After this fourth surgery, there were many struggles.
“All through her surgeries, she was in the gym, encouraging her teammates, leading by example,” Coach Clark said. “The third surgery started to wear her down.”
“After the third one I was just like I can’t even go in the gym anymore. I don’t even want to watch people it just makes you so upset because like I said you work so hard and then I worked so hard to come back every time,” Millick said. “After the fourth one it’s just like ok…you get to the point where you’re like should I continue?”
Millick’s doctor was not sure what to do. There were many tears from Millick, Coaches and parents. The doctors were not sure if she should continue or not and Coach Clark began to try to prepare her for this.
“He [the doctor] was trying to prepare her [Millick] for life without gymnastics,” Clark said. “We discussed other avenues with the sport: judging, coaching, teaching. She had a lot to offer people.”
After a lot of speculation from the doctors on whether she should continue or not, they
finally gave her the go ahead to perform but Millick wasn’t sure how much longer she would be able to. Her chances of getting a scholarship were slim.
“I thought I had no chance when I had been a level ten since I was in fifth grade.”
“Scotty and I encouraged her to take a full scholarship to Eastern Michigan,” Coach Clark said on Millick’s struggle to come back. “They were the only ones willing to take a risk after she had the tendon surgery.”
While at Eastern Michigan, Millick was not happy.
“I had many crying phone calls,” Coach Clark said, “but she had promised to give it a year.”
After a year at Eastern Michigan, a former WVU and Gym Dandy’s gymnast made the coaching staff at West Virginia aware of Millick and she took the offer to transfer. The move has made her feel much more at home.
Through all of the trials and tribulations, Millick never gave up.
“Kaylyn is one of the most fun and energetic girls on the team,” WVU teammate Beth Deal said. “If anyone is having a down day or needs lifted up, Kay is there for that person.
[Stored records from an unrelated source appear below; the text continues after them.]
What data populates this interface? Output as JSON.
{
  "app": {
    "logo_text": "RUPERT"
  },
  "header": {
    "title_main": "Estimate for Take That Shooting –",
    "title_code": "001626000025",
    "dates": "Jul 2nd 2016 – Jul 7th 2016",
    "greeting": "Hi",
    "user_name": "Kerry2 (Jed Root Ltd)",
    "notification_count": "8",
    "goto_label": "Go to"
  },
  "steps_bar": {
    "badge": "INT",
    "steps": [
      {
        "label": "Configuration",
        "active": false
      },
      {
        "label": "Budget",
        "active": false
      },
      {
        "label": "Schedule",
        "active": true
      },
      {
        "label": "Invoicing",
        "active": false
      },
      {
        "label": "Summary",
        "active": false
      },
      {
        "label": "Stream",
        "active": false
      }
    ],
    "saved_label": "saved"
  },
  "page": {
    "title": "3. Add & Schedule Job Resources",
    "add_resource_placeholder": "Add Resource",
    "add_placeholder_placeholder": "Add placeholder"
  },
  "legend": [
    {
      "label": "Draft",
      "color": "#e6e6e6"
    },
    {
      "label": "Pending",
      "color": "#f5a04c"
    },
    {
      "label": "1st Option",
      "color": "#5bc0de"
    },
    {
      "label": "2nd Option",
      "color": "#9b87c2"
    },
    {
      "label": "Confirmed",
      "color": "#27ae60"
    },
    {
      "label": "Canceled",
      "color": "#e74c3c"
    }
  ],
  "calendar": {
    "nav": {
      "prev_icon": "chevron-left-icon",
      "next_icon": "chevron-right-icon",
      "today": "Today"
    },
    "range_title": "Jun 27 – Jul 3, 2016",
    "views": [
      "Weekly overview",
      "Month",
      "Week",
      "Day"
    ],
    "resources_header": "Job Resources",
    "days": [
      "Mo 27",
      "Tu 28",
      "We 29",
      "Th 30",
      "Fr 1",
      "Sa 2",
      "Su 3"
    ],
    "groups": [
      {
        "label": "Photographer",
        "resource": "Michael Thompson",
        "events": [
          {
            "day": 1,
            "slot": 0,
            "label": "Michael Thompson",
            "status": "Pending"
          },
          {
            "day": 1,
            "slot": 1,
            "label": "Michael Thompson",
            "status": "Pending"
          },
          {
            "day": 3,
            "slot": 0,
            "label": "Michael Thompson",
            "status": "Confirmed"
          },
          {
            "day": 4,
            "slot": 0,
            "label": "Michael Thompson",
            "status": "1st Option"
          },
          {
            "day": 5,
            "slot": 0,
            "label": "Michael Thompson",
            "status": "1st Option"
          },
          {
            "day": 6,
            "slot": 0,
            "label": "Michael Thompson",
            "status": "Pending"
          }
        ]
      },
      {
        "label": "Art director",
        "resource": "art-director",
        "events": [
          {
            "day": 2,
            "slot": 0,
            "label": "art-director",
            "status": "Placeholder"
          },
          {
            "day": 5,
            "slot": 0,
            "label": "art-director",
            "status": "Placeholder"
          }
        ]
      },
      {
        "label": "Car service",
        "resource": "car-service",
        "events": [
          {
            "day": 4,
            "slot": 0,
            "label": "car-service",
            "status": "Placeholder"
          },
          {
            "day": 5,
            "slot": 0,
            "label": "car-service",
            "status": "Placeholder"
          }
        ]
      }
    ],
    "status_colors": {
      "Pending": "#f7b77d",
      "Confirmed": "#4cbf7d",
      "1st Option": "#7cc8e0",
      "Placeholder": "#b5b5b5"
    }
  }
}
She works hard in everything she does and she’s a great leader”
“Having those surgeries made me believe that this is what I want to do and this is what I love,” Millick said.